I’ve been watching author interaction with fans now for over 7 years, mainly because I wanted to learn how to interact with my fans (all twelve of you… hey guys!) and what not to do. Then it dawned on me that I probably shouldn’t air my grievances against a publisher out in public (this is…. wise, one would think). This should be common sense but then you throw in the whole Internet thing and suddenly common sense takes a backseat to raging on a keyboard at the world.
Too often these days people forget about decorum because they are protected by the anonymity of online interactions. The web can protect folks from repercussions of their words online and gives people a false sense of courage. It’s easy to slam someone when hiding behind a firewall. It’s far more difficult to do it in person, to their face. There’s always the off-chance that calling someone a foul name to their face will get you kicked in the nuts.
One of the things I fall into the trap of is reading about when people are piling on an individual about some stupid thing they said or did online and nodding along, saying “Yep, they deserve what they’re getting right now.” It’s not really fair because, more often than not, what was posted was probably in the heat of the moment and the person wasn’t thinking clearly through their rage. I’ve been there, done that, copyrighted the hell out of it, so I understand completely.
So when Cedar talked about professionalism, I was kinda taken aback by the tone of some of the commentators on the private forum who had saved the epic rage-quit letter in question.
I felt that too many people wanted to revel in glee at the misfortune of the person in question (seriously, go read Cedar’s piece. It’s pretty good) and focus on the negativity, instead of feeling sorry for the author who felt that a rage-letter to her publisher was the way to go. I’ve seen many careers in the past go down in flames because of letters like that. Nowadays? Not so much, because most authors understand that everything they do online stays online. Publishers also understand this, though to a lesser extent. Authors talk to one another, as do publishers. It’s very easy to find oneself under a blacklist when you bad mouth a publisher (alternatively, piling on another seems to benefit others, but that still doesn’t make it right).

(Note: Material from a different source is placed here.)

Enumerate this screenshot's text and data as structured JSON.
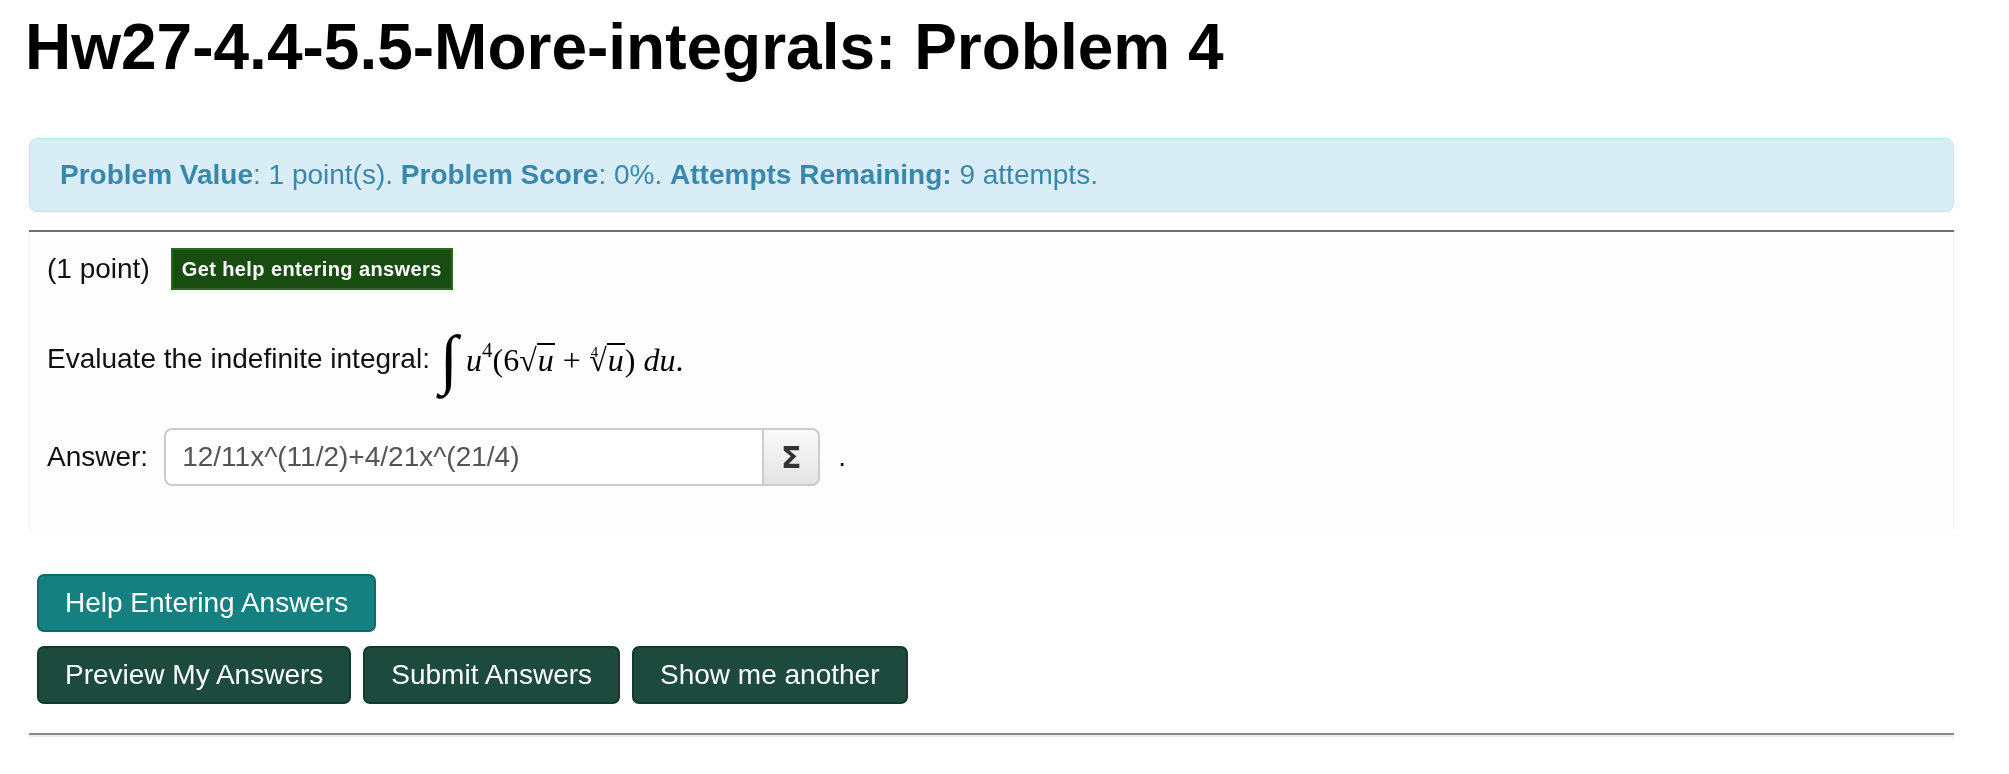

While I haven’t always been pleased with some of my past publishers and how they treated me, I kept my grievances mostly private. I’ve warned a few authors away who I felt may have been harmed in their business dealings with those publishers, but overall I simply let it be. It doesn’t help me one bit to attack someone who I don’t like or have worked with in the past.
Now, I know I’m not perfect. Sometimes when I get all worked up and pissed off I will go on a warpath (the Empress Theresa incident is a good example), but I do try to avoid this. In private, at home? With my cats staring at me like I’m insane? Oh yeah. They know how I feel. But everyone else? Nope. That stays between me and the cats (who were probably ignoring me anyways, so I’m good there).
What do you think? Should authors publicly call out publishers and other authors who they dislike or feel as if they’ve been wronged by?